┌──

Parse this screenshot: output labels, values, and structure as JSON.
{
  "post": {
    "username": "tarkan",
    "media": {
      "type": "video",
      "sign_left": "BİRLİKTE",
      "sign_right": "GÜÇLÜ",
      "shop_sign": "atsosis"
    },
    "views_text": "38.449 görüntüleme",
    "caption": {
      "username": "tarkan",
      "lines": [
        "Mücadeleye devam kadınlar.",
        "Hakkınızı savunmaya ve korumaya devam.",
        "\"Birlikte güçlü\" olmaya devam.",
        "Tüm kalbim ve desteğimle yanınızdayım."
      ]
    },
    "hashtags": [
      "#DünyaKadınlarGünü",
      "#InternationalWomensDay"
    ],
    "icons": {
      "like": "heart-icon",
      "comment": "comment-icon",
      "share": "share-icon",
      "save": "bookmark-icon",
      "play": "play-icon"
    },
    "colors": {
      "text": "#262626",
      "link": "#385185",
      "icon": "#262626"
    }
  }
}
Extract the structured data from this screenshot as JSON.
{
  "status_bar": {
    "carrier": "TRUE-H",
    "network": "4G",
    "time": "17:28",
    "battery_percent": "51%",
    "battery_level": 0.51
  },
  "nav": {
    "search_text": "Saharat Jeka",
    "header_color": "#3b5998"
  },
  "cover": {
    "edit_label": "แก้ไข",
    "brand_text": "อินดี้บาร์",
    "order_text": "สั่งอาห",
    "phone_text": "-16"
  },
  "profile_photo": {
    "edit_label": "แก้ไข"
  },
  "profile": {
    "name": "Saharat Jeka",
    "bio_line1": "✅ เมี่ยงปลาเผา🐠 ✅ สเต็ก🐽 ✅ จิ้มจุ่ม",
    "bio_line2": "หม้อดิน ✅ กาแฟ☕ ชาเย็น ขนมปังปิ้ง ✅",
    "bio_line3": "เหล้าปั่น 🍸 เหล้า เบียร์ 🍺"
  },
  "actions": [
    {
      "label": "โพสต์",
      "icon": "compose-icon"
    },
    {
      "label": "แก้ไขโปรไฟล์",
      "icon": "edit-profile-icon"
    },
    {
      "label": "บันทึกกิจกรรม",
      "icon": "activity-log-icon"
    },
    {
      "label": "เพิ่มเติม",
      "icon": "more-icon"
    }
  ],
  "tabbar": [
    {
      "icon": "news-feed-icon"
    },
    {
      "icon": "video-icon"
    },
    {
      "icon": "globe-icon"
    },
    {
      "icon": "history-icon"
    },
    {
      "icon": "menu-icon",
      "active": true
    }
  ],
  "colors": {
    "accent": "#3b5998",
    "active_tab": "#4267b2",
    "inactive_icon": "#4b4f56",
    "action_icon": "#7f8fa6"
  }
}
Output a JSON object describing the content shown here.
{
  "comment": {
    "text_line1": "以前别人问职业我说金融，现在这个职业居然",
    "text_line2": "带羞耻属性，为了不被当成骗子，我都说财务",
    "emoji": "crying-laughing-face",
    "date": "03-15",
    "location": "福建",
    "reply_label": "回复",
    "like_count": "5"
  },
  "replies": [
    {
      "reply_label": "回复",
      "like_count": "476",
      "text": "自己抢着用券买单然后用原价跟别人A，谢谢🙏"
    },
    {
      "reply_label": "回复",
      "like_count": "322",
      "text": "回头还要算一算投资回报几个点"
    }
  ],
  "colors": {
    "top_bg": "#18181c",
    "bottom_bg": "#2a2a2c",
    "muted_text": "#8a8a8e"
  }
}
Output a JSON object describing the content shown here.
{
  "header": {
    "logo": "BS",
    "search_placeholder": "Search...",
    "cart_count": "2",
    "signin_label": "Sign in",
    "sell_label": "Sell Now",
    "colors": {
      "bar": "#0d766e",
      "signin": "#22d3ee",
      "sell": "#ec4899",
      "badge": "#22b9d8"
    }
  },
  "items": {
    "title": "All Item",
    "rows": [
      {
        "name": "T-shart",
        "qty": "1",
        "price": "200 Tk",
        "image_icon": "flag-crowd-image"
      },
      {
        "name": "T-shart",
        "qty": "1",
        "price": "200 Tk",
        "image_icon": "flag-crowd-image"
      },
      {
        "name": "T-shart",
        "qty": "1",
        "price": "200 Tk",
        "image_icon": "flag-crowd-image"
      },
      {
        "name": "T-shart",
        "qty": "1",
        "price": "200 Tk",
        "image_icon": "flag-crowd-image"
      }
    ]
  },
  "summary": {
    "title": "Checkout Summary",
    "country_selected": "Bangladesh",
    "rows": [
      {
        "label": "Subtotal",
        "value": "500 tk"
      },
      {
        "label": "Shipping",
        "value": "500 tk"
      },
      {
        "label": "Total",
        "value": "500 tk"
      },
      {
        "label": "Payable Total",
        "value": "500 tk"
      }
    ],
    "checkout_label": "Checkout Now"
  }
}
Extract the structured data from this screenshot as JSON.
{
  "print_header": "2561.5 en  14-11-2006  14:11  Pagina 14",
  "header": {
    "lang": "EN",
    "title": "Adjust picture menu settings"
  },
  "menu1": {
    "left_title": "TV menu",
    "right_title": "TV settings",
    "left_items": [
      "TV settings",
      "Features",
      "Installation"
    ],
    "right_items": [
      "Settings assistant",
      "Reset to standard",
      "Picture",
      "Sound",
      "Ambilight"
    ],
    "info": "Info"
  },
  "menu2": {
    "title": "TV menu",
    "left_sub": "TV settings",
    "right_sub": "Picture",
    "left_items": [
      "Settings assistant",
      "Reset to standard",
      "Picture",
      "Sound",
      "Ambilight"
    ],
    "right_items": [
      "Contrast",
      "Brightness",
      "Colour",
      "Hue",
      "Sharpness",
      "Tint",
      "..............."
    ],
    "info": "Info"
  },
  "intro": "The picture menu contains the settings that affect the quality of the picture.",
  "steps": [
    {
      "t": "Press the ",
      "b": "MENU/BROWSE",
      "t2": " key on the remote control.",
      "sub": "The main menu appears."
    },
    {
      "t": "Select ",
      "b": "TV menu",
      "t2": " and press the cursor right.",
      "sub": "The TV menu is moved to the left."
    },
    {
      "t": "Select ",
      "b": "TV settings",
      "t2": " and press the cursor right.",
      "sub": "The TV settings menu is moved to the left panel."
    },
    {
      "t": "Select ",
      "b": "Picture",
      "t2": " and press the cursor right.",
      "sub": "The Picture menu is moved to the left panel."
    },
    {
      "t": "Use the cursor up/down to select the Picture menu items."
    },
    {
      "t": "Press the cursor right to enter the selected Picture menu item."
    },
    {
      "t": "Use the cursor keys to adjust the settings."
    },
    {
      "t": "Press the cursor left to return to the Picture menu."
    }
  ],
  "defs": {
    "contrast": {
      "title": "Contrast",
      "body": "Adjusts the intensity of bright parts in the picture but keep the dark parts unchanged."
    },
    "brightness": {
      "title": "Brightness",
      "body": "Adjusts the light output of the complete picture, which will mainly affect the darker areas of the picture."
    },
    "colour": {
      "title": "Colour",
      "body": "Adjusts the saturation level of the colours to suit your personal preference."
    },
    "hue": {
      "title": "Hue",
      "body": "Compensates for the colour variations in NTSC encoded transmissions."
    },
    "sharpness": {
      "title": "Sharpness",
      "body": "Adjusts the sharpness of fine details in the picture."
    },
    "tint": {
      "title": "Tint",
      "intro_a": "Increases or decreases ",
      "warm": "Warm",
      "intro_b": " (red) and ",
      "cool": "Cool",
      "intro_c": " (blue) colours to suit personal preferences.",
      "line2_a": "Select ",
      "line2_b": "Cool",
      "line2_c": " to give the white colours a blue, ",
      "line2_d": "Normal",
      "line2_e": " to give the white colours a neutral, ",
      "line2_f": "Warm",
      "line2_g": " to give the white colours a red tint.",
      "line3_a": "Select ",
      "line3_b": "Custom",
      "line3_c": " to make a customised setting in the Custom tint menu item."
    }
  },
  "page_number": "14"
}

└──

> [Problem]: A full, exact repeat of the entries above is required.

> [Written answer]:
Parse this screenshot: output labels, values, and structure as JSON.
{
  "post": {
    "username": "tarkan",
    "media": {
      "type": "video",
      "sign_left": "BİRLİKTE",
      "sign_right": "GÜÇLÜ",
      "shop_sign": "atsosis"
    },
    "views_text": "38.449 görüntüleme",
    "caption": {
      "username": "tarkan",
      "lines": [
        "Mücadeleye devam kadınlar.",
        "Hakkınızı savunmaya ve korumaya devam.",
        "\"Birlikte güçlü\" olmaya devam.",
        "Tüm kalbim ve desteğimle yanınızdayım."
      ]
    },
    "hashtags": [
      "#DünyaKadınlarGünü",
      "#InternationalWomensDay"
    ],
    "icons": {
      "like": "heart-icon",
      "comment": "comment-icon",
      "share": "share-icon",
      "save": "bookmark-icon",
      "play": "play-icon"
    },
    "colors": {
      "text": "#262626",
      "link": "#385185",
      "icon": "#262626"
    }
  }
}
Extract the structured data from this screenshot as JSON.
{
  "status_bar": {
    "carrier": "TRUE-H",
    "network": "4G",
    "time": "17:28",
    "battery_percent": "51%",
    "battery_level": 0.51
  },
  "nav": {
    "search_text": "Saharat Jeka",
    "header_color": "#3b5998"
  },
  "cover": {
    "edit_label": "แก้ไข",
    "brand_text": "อินดี้บาร์",
    "order_text": "สั่งอาห",
    "phone_text": "-16"
  },
  "profile_photo": {
    "edit_label": "แก้ไข"
  },
  "profile": {
    "name": "Saharat Jeka",
    "bio_line1": "✅ เมี่ยงปลาเผา🐠 ✅ สเต็ก🐽 ✅ จิ้มจุ่ม",
    "bio_line2": "หม้อดิน ✅ กาแฟ☕ ชาเย็น ขนมปังปิ้ง ✅",
    "bio_line3": "เหล้าปั่น 🍸 เหล้า เบียร์ 🍺"
  },
  "actions": [
    {
      "label": "โพสต์",
      "icon": "compose-icon"
    },
    {
      "label": "แก้ไขโปรไฟล์",
      "icon": "edit-profile-icon"
    },
    {
      "label": "บันทึกกิจกรรม",
      "icon": "activity-log-icon"
    },
    {
      "label": "เพิ่มเติม",
      "icon": "more-icon"
    }
  ],
  "tabbar": [
    {
      "icon": "news-feed-icon"
    },
    {
      "icon": "video-icon"
    },
    {
      "icon": "globe-icon"
    },
    {
      "icon": "history-icon"
    },
    {
      "icon": "menu-icon",
      "active": true
    }
  ],
  "colors": {
    "accent": "#3b5998",
    "active_tab": "#4267b2",
    "inactive_icon": "#4b4f56",
    "action_icon": "#7f8fa6"
  }
}
Output a JSON object describing the content shown here.
{
  "comment": {
    "text_line1": "以前别人问职业我说金融，现在这个职业居然",
    "text_line2": "带羞耻属性，为了不被当成骗子，我都说财务",
    "emoji": "crying-laughing-face",
    "date": "03-15",
    "location": "福建",
    "reply_label": "回复",
    "like_count": "5"
  },
  "replies": [
    {
      "reply_label": "回复",
      "like_count": "476",
      "text": "自己抢着用券买单然后用原价跟别人A，谢谢🙏"
    },
    {
      "reply_label": "回复",
      "like_count": "322",
      "text": "回头还要算一算投资回报几个点"
    }
  ],
  "colors": {
    "top_bg": "#18181c",
    "bottom_bg": "#2a2a2c",
    "muted_text": "#8a8a8e"
  }
}
Output a JSON object describing the content shown here.
{
  "header": {
    "logo": "BS",
    "search_placeholder": "Search...",
    "cart_count": "2",
    "signin_label": "Sign in",
    "sell_label": "Sell Now",
    "colors": {
      "bar": "#0d766e",
      "signin": "#22d3ee",
      "sell": "#ec4899",
      "badge": "#22b9d8"
    }
  },
  "items": {
    "title": "All Item",
    "rows": [
      {
        "name": "T-shart",
        "qty": "1",
        "price": "200 Tk",
        "image_icon": "flag-crowd-image"
      },
      {
        "name": "T-shart",
        "qty": "1",
        "price": "200 Tk",
        "image_icon": "flag-crowd-image"
      },
      {
        "name": "T-shart",
        "qty": "1",
        "price": "200 Tk",
        "image_icon": "flag-crowd-image"
      },
      {
        "name": "T-shart",
        "qty": "1",
        "price": "200 Tk",
        "image_icon": "flag-crowd-image"
      }
    ]
  },
  "summary": {
    "title": "Checkout Summary",
    "country_selected": "Bangladesh",
    "rows": [
      {
        "label": "Subtotal",
        "value": "500 tk"
      },
      {
        "label": "Shipping",
        "value": "500 tk"
      },
      {
        "label": "Total",
        "value": "500 tk"
      },
      {
        "label": "Payable Total",
        "value": "500 tk"
      }
    ],
    "checkout_label": "Checkout Now"
  }
}
Extract the structured data from this screenshot as JSON.
{
  "print_header": "2561.5 en  14-11-2006  14:11  Pagina 14",
  "header": {
    "lang": "EN",
    "title": "Adjust picture menu settings"
  },
  "menu1": {
    "left_title": "TV menu",
    "right_title": "TV settings",
    "left_items": [
      "TV settings",
      "Features",
      "Installation"
    ],
    "right_items": [
      "Settings assistant",
      "Reset to standard",
      "Picture",
      "Sound",
      "Ambilight"
    ],
    "info": "Info"
  },
  "menu2": {
    "title": "TV menu",
    "left_sub": "TV settings",
    "right_sub": "Picture",
    "left_items": [
      "Settings assistant",
      "Reset to standard",
      "Picture",
      "Sound",
      "Ambilight"
    ],
    "right_items": [
      "Contrast",
      "Brightness",
      "Colour",
      "Hue",
      "Sharpness",
      "Tint",
      "..............."
    ],
    "info": "Info"
  },
  "intro": "The picture menu contains the settings that affect the quality of the picture.",
  "steps": [
    {
      "t": "Press the ",
      "b": "MENU/BROWSE",
      "t2": " key on the remote control.",
      "sub": "The main menu appears."
    },
    {
      "t": "Select ",
      "b": "TV menu",
      "t2": " and press the cursor right.",
      "sub": "The TV menu is moved to the left."
    },
    {
      "t": "Select ",
      "b": "TV settings",
      "t2": " and press the cursor right.",
      "sub": "The TV settings menu is moved to the left panel."
    },
    {
      "t": "Select ",
      "b": "Picture",
      "t2": " and press the cursor right.",
      "sub": "The Picture menu is moved to the left panel."
    },
    {
      "t": "Use the cursor up/down to select the Picture menu items."
    },
    {
      "t": "Press the cursor right to enter the selected Picture menu item."
    },
    {
      "t": "Use the cursor keys to adjust the settings."
    },
    {
      "t": "Press the cursor left to return to the Picture menu."
    }
  ],
  "defs": {
    "contrast": {
      "title": "Contrast",
      "body": "Adjusts the intensity of bright parts in the picture but keep the dark parts unchanged."
    },
    "brightness": {
      "title": "Brightness",
      "body": "Adjusts the light output of the complete picture, which will mainly affect the darker areas of the picture."
    },
    "colour": {
      "title": "Colour",
      "body": "Adjusts the saturation level of the colours to suit your personal preference."
    },
    "hue": {
      "title": "Hue",
      "body": "Compensates for the colour variations in NTSC encoded transmissions."
    },
    "sharpness": {
      "title": "Sharpness",
      "body": "Adjusts the sharpness of fine details in the picture."
    },
    "tint": {
      "title": "Tint",
      "intro_a": "Increases or decreases ",
      "warm": "Warm",
      "intro_b": " (red) and ",
      "cool": "Cool",
      "intro_c": " (blue) colours to suit personal preferences.",
      "line2_a": "Select ",
      "line2_b": "Cool",
      "line2_c": " to give the white colours a blue, ",
      "line2_d": "Normal",
      "line2_e": " to give the white colours a neutral, ",
      "line2_f": "Warm",
      "line2_g": " to give the white colours a red tint.",
      "line3_a": "Select ",
      "line3_b": "Custom",
      "line3_c": " to make a customised setting in the Custom tint menu item."
    }
  },
  "page_number": "14"
}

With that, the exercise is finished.